◆ **Source material**:
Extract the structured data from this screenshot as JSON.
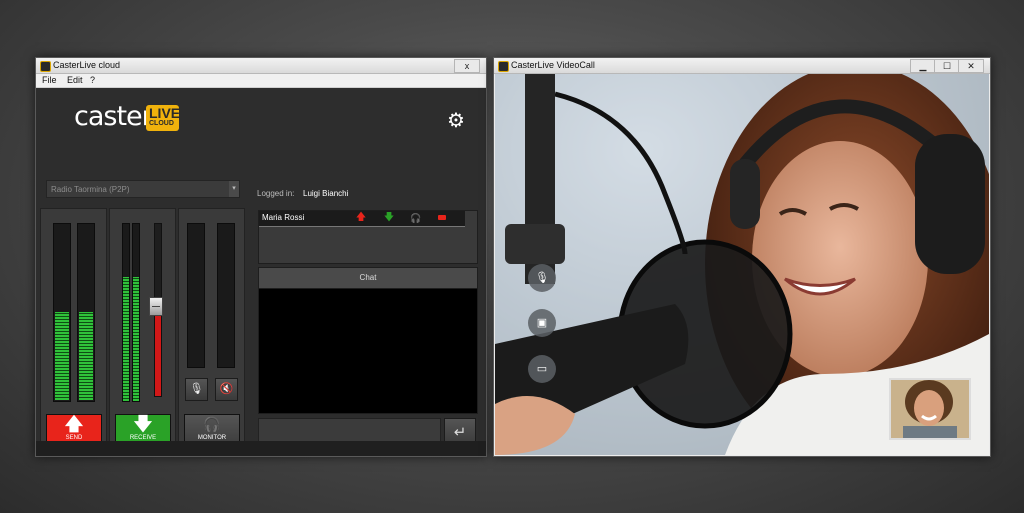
{
  "left_window": {
    "title": "CasterLive cloud",
    "close_label": "x",
    "menu": [
      "File",
      "Edit",
      "?"
    ],
    "logo": {
      "word": "caster",
      "badge_top": "LIVE",
      "badge_bottom": "CLOUD"
    },
    "settings_icon": "gear-icon",
    "station_select": {
      "value": "Radio Taormina (P2P)"
    },
    "logged_in_label": "Logged in:",
    "logged_in_user": "Luigi Bianchi",
    "send": {
      "label": "SEND",
      "color": "#e8241b",
      "level": 0.5
    },
    "receive": {
      "label": "RECEIVE",
      "color": "#2aa227",
      "level": 0.7,
      "gain": 0.52
    },
    "monitor": {
      "label": "MONITOR",
      "level": 0.0
    },
    "users": [
      {
        "name": "Maria Rossi",
        "icons": [
          "arrow-up-icon",
          "arrow-down-icon",
          "headphones-icon",
          "camera-icon"
        ]
      }
    ],
    "chat": {
      "header": "Chat",
      "input_value": ""
    }
  },
  "right_window": {
    "title": "CasterLive VideoCall",
    "controls": [
      "minimize-icon",
      "maximize-icon",
      "close-icon"
    ],
    "buttons": [
      "microphone-icon",
      "camera-icon",
      "picture-in-picture-icon"
    ]
  }
}
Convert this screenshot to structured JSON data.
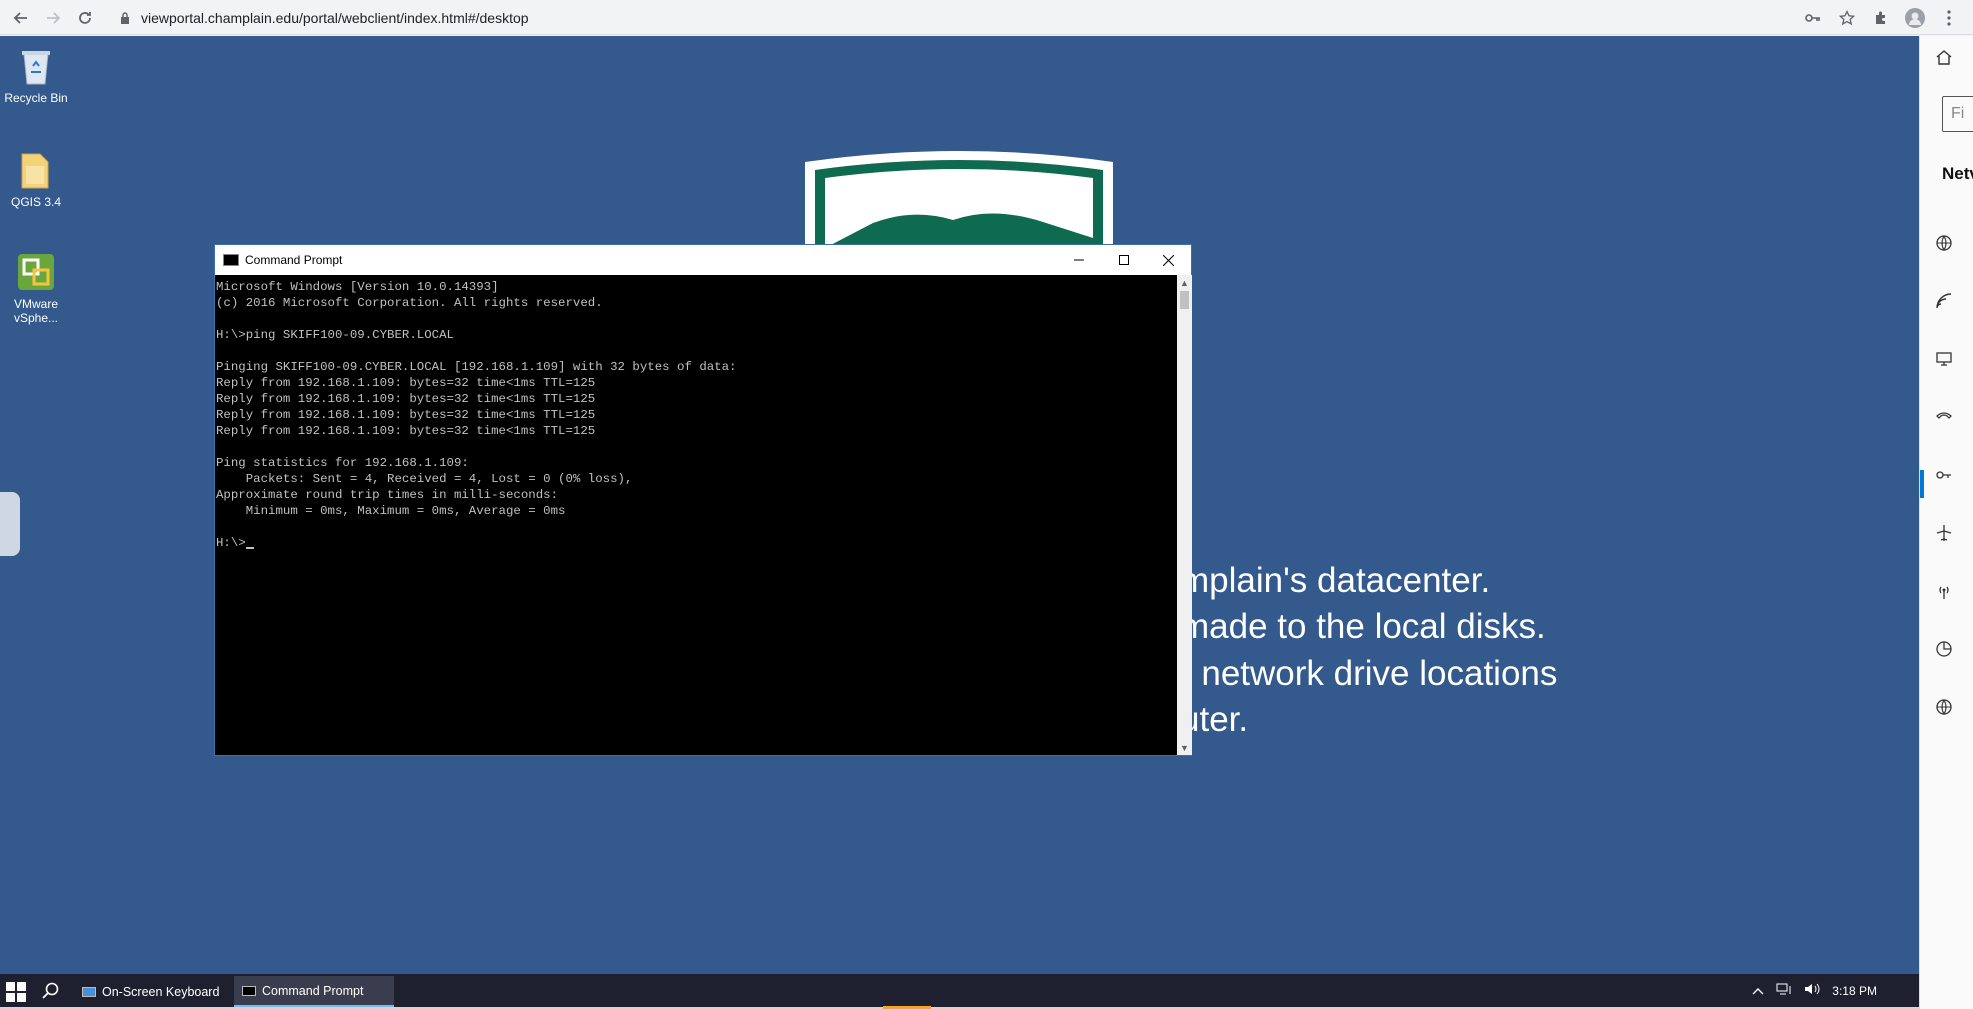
{
  "browser": {
    "url": "viewportal.champlain.edu/portal/webclient/index.html#/desktop"
  },
  "desktop": {
    "icons": [
      {
        "label": "Recycle Bin"
      },
      {
        "label": "QGIS 3.4"
      },
      {
        "label": "VMware vSphe..."
      }
    ],
    "background_lines": [
      "mplain's datacenter.",
      "made to the local disks.",
      "r network drive locations",
      "uter."
    ]
  },
  "cmd_window": {
    "title": "Command Prompt",
    "lines": [
      "Microsoft Windows [Version 10.0.14393]",
      "(c) 2016 Microsoft Corporation. All rights reserved.",
      "",
      "H:\\>ping SKIFF100-09.CYBER.LOCAL",
      "",
      "Pinging SKIFF100-09.CYBER.LOCAL [192.168.1.109] with 32 bytes of data:",
      "Reply from 192.168.1.109: bytes=32 time<1ms TTL=125",
      "Reply from 192.168.1.109: bytes=32 time<1ms TTL=125",
      "Reply from 192.168.1.109: bytes=32 time<1ms TTL=125",
      "Reply from 192.168.1.109: bytes=32 time<1ms TTL=125",
      "",
      "Ping statistics for 192.168.1.109:",
      "    Packets: Sent = 4, Received = 4, Lost = 0 (0% loss),",
      "Approximate round trip times in milli-seconds:",
      "    Minimum = 0ms, Maximum = 0ms, Average = 0ms",
      ""
    ],
    "prompt": "H:\\>"
  },
  "taskbar": {
    "items": [
      {
        "label": "On-Screen Keyboard"
      },
      {
        "label": "Command Prompt"
      }
    ],
    "clock": "3:18 PM"
  },
  "side_panel": {
    "find_placeholder": "Fi",
    "heading": "Netv"
  },
  "colors": {
    "desktop_bg": "#34598c",
    "taskbar_bg": "#1e2030",
    "logo_green": "#0f6b50"
  }
}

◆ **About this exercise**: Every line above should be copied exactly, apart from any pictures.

◆ **Written response**:
Extract the structured data from this screenshot as JSON.
{
  "left_window": {
    "title": "CasterLive cloud",
    "close_label": "x",
    "menu": [
      "File",
      "Edit",
      "?"
    ],
    "logo": {
      "word": "caster",
      "badge_top": "LIVE",
      "badge_bottom": "CLOUD"
    },
    "settings_icon": "gear-icon",
    "station_select": {
      "value": "Radio Taormina (P2P)"
    },
    "logged_in_label": "Logged in:",
    "logged_in_user": "Luigi Bianchi",
    "send": {
      "label": "SEND",
      "color": "#e8241b",
      "level": 0.5
    },
    "receive": {
      "label": "RECEIVE",
      "color": "#2aa227",
      "level": 0.7,
      "gain": 0.52
    },
    "monitor": {
      "label": "MONITOR",
      "level": 0.0
    },
    "users": [
      {
        "name": "Maria Rossi",
        "icons": [
          "arrow-up-icon",
          "arrow-down-icon",
          "headphones-icon",
          "camera-icon"
        ]
      }
    ],
    "chat": {
      "header": "Chat",
      "input_value": ""
    }
  },
  "right_window": {
    "title": "CasterLive VideoCall",
    "controls": [
      "minimize-icon",
      "maximize-icon",
      "close-icon"
    ],
    "buttons": [
      "microphone-icon",
      "camera-icon",
      "picture-in-picture-icon"
    ]
  }
}
Convert this screenshot to structured JSON data.
{
  "browser": {
    "url": "viewportal.champlain.edu/portal/webclient/index.html#/desktop"
  },
  "desktop": {
    "icons": [
      {
        "label": "Recycle Bin"
      },
      {
        "label": "QGIS 3.4"
      },
      {
        "label": "VMware vSphe..."
      }
    ],
    "background_lines": [
      "mplain's datacenter.",
      "made to the local disks.",
      "r network drive locations",
      "uter."
    ]
  },
  "cmd_window": {
    "title": "Command Prompt",
    "lines": [
      "Microsoft Windows [Version 10.0.14393]",
      "(c) 2016 Microsoft Corporation. All rights reserved.",
      "",
      "H:\\>ping SKIFF100-09.CYBER.LOCAL",
      "",
      "Pinging SKIFF100-09.CYBER.LOCAL [192.168.1.109] with 32 bytes of data:",
      "Reply from 192.168.1.109: bytes=32 time<1ms TTL=125",
      "Reply from 192.168.1.109: bytes=32 time<1ms TTL=125",
      "Reply from 192.168.1.109: bytes=32 time<1ms TTL=125",
      "Reply from 192.168.1.109: bytes=32 time<1ms TTL=125",
      "",
      "Ping statistics for 192.168.1.109:",
      "    Packets: Sent = 4, Received = 4, Lost = 0 (0% loss),",
      "Approximate round trip times in milli-seconds:",
      "    Minimum = 0ms, Maximum = 0ms, Average = 0ms",
      ""
    ],
    "prompt": "H:\\>"
  },
  "taskbar": {
    "items": [
      {
        "label": "On-Screen Keyboard"
      },
      {
        "label": "Command Prompt"
      }
    ],
    "clock": "3:18 PM"
  },
  "side_panel": {
    "find_placeholder": "Fi",
    "heading": "Netv"
  },
  "colors": {
    "desktop_bg": "#34598c",
    "taskbar_bg": "#1e2030",
    "logo_green": "#0f6b50"
  }
}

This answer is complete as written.